**Input data:**
□ □ □

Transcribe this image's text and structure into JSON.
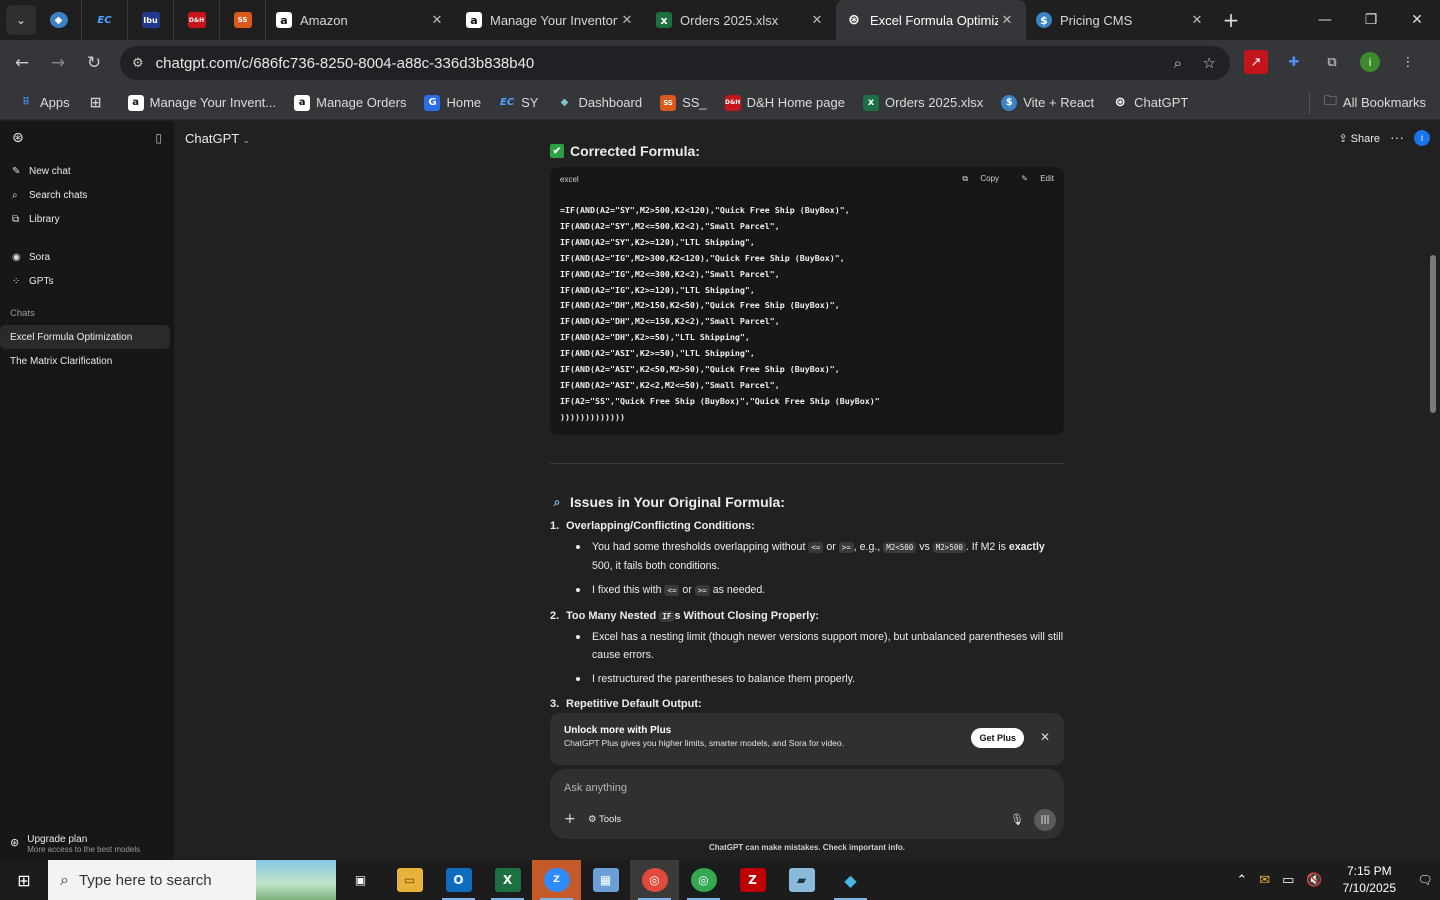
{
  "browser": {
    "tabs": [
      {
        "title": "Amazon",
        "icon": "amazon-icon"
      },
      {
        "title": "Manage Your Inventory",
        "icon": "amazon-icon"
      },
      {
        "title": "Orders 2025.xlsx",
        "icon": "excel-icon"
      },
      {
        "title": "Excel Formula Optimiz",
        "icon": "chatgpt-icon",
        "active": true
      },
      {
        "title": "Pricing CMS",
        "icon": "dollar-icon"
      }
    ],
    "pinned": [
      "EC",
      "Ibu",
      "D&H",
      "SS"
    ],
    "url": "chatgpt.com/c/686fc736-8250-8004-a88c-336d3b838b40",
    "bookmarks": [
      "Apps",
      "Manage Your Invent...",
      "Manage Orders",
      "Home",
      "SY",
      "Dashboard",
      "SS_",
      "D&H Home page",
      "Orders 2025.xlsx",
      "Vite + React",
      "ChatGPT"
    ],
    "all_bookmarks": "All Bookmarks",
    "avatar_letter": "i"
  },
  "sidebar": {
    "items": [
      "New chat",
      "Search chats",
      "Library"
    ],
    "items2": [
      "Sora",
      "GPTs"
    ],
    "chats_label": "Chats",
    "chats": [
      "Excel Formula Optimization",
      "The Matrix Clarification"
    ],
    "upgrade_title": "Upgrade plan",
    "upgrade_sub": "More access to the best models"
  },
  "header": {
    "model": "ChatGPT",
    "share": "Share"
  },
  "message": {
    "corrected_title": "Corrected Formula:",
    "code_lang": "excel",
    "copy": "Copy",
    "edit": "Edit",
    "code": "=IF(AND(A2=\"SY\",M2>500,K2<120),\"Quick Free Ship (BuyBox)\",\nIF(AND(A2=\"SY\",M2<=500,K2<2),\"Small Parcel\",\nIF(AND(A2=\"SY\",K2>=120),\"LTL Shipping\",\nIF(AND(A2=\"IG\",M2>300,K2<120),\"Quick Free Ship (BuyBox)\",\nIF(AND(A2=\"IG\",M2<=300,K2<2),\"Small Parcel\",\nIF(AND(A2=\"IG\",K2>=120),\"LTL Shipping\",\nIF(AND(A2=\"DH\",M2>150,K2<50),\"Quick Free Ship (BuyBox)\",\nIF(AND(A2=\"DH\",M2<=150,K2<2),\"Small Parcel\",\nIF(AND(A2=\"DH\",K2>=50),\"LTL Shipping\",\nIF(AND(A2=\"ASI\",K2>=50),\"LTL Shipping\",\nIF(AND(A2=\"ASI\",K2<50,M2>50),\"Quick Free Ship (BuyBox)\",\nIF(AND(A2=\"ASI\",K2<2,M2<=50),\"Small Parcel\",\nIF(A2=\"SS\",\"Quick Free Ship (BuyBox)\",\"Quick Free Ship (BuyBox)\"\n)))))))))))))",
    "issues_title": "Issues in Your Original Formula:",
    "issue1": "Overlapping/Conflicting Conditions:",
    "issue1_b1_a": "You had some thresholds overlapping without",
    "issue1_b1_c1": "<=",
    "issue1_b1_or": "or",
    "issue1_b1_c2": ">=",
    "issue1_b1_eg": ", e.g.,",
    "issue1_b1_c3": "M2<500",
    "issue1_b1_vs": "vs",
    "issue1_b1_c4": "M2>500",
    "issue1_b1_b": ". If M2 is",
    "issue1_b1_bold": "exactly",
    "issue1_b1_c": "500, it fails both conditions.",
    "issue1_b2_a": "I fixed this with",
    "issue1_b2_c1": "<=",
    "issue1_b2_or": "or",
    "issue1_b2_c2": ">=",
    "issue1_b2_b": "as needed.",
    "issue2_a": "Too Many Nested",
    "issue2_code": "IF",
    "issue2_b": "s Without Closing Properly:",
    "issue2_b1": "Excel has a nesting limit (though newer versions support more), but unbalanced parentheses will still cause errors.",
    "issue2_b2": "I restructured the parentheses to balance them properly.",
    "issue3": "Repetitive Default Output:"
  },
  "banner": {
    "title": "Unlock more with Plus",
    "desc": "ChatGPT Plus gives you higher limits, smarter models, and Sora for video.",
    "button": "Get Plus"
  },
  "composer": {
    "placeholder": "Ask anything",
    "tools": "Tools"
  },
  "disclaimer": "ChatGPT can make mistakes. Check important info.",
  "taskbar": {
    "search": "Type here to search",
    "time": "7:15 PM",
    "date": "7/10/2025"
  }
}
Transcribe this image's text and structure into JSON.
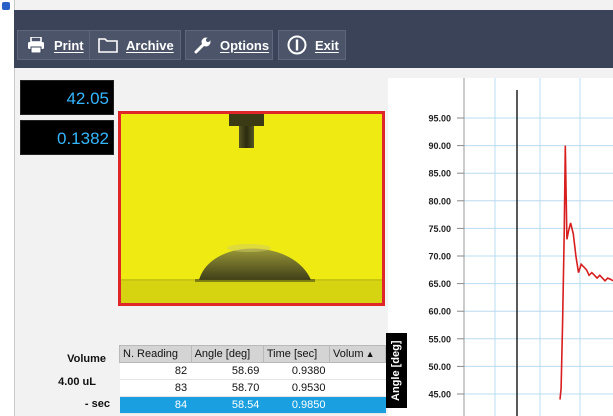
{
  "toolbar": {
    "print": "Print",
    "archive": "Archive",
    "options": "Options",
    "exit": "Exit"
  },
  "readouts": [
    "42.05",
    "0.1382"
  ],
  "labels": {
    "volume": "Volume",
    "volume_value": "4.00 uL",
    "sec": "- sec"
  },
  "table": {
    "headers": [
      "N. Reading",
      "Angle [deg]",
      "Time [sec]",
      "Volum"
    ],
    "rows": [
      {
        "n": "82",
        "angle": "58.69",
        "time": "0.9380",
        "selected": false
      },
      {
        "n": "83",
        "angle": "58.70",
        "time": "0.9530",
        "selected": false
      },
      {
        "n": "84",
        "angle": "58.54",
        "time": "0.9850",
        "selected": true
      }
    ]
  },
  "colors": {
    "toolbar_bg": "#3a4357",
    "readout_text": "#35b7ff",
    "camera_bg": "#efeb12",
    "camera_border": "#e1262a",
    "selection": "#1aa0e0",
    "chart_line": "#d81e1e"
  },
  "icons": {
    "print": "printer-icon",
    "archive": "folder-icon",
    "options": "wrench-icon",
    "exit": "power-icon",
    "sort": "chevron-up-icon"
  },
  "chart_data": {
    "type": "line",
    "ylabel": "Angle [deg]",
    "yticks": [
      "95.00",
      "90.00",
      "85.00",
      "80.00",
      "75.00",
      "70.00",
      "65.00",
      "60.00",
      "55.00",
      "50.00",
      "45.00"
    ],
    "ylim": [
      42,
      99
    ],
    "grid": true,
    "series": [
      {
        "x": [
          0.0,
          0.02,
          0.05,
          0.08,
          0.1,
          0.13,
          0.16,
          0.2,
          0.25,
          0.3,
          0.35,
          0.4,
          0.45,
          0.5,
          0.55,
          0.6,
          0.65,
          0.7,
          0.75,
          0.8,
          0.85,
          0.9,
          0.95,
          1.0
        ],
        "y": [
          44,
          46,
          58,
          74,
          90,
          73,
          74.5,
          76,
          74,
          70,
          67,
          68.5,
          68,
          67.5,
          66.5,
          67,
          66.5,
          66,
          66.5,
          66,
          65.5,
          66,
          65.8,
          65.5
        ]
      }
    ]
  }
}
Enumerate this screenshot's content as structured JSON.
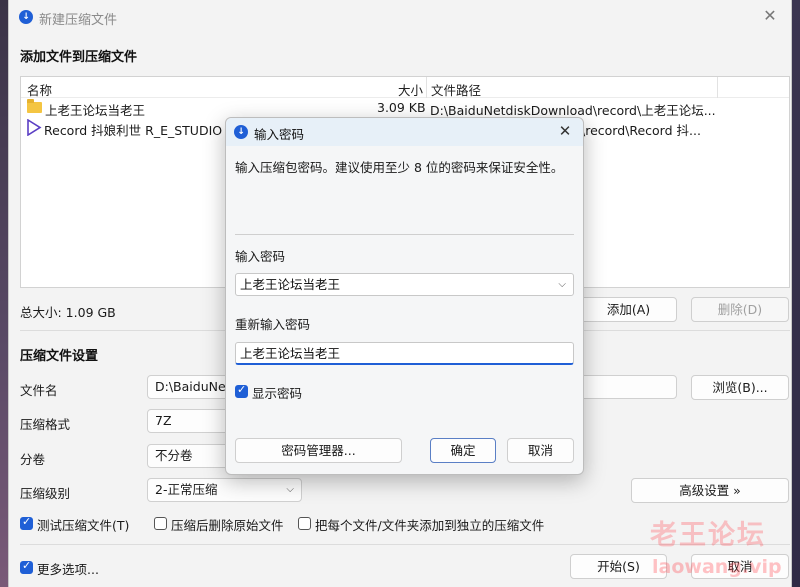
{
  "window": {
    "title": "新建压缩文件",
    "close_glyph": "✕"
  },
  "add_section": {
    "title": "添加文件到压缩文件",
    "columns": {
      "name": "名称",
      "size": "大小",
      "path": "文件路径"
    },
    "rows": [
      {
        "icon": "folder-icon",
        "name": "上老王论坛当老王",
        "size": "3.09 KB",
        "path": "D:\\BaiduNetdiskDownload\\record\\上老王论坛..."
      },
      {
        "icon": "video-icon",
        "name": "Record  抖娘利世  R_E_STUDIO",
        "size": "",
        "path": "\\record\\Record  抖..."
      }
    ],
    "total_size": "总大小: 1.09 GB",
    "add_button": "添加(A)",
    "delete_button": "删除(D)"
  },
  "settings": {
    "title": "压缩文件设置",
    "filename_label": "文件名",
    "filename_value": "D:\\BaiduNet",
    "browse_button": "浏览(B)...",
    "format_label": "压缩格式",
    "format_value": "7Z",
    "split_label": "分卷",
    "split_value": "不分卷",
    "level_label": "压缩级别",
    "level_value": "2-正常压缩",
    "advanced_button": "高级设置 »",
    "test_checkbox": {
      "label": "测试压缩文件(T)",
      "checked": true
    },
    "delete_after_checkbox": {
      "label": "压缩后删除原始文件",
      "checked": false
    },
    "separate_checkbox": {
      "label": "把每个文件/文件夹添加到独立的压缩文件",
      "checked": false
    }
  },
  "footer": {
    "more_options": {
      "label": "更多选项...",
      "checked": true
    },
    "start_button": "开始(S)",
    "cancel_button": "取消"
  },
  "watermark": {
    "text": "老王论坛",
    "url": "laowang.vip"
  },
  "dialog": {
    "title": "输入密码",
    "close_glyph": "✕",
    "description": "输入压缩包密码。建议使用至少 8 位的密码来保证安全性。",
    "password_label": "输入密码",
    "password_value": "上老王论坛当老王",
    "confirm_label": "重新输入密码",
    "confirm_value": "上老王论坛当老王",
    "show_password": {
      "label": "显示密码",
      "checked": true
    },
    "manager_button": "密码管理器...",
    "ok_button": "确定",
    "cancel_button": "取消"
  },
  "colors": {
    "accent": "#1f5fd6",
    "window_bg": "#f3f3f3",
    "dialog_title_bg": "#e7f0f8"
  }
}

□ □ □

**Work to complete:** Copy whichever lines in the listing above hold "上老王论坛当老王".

**Written solution:**
        "name": "上老王论坛当老王",
    "password_value": "上老王论坛当老王",
    "confirm_value": "上老王论坛当老王",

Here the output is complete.